Based in Santa Fe, New Mexico, Frank Buffalo Hyde was raised on his mother’s Onondaga reservation and studied at the Santa Fe Art Institute and Institute of American Indian Arts. He belongs to the Onondaga Nation, Beaver Clan, and Nez Perce tribe. Before becoming a visual artist, he played in a rock band and dabbled in writing.
Hyde creates satirical, graphic paintings, at once humorous and acerbic, that meld the collective unconscious of the 21st century with his Native American heritage. He transforms street art techniques like stenciling into fine art practices. His explosively colorful, bold works powerfully jolt viewers to consider the miscommunication of cultures.

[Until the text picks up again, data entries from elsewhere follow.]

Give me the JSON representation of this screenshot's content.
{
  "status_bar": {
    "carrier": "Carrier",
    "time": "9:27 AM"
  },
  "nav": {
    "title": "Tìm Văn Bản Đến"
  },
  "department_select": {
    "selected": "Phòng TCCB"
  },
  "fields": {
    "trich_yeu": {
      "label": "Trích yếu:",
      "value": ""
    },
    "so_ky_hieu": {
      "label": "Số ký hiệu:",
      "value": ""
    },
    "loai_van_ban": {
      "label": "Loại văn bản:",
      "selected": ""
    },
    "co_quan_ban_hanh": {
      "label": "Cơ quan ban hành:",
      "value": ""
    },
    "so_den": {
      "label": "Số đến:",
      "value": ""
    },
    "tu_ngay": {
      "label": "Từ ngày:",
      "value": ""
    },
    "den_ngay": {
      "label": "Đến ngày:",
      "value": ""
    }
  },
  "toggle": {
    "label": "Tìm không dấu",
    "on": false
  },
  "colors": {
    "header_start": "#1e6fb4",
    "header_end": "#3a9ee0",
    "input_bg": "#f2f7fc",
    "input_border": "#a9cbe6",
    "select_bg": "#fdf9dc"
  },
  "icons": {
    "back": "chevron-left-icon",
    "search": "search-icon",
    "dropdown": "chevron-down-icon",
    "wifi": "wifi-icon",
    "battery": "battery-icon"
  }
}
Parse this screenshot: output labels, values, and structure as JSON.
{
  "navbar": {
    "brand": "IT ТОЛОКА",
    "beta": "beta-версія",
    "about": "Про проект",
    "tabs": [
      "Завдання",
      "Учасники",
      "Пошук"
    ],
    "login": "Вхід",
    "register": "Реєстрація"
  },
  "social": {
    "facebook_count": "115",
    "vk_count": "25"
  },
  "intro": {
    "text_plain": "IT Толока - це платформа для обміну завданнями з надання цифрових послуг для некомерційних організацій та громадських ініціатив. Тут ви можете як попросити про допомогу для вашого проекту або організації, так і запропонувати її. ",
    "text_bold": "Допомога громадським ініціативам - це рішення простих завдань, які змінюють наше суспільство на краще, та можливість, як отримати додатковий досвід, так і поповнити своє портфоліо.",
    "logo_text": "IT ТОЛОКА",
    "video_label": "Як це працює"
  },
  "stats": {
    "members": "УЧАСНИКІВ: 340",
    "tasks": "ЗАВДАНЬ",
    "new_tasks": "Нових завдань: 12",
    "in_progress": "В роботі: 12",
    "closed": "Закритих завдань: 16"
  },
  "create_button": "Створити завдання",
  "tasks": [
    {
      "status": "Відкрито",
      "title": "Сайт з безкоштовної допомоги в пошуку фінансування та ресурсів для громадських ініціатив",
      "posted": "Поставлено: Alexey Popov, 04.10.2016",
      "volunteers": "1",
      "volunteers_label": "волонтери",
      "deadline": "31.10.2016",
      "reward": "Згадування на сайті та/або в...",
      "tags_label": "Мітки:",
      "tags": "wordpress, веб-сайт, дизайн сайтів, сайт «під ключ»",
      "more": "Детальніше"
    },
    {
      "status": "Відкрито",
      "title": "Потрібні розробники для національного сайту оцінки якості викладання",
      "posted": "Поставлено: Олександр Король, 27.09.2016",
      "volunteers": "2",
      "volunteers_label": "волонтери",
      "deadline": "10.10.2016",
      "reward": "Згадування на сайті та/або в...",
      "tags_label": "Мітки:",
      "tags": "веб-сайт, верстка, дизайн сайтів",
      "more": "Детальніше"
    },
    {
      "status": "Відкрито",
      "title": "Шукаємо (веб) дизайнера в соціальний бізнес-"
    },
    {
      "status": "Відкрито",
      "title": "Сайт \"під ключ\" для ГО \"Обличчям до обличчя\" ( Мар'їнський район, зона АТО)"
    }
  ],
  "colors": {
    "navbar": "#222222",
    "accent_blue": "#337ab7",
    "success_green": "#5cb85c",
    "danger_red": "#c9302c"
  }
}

Hyde says, “In the age of the internet, if I can make the viewer slow down for longer than five seconds or create conversation then I have done my job.”
Hyde grew up watching artists like Fritz Scholder and T.C. Cannon poke fun of the pop mythos of the American Indian. He also acknowledges the influence of pop-art giants like Andy Warhol, Roy Lichtenstein, and Jean-Michel Basquiat to his aesthetic. He challenges notions of what Native American art “should” look like with his satirical portraits and scenes that turn stereotypes on their heads. He roots Native Americans in the digital age and critiques cultural appropriation, America’s fear of otherness, and the reduction of indigenous cultures to mascots and costumes. His numerous paintings of buffalo explore the multiple cultural meanings of his namesake animal over time from legend to burger, Buffalo Bill to Buffalo wings. His explorations of identity, cultural politics, and symbolism document critical issues of our time.
Numerous private and public collections hold his work including the Institute of American Indian Arts, Smithsonian National Museum of the American Indian, The Iroquois Museum, The Longyear Museum, American Indian Arts Museum, Wheelwright Museum of the American Indian, and Sprint Corporate Collection.
When working on a piece, I tap into the universal mind. The collective unconsciousness of the 21st century. Drawing images from advertisement, movies, television, music and politics. Expressing observation, as well as knowledge through experience. Overlapping imagery to mimic the way the mind holds information: non linear and without separation. I don’t need permission to make what I make. Never have… no artist should.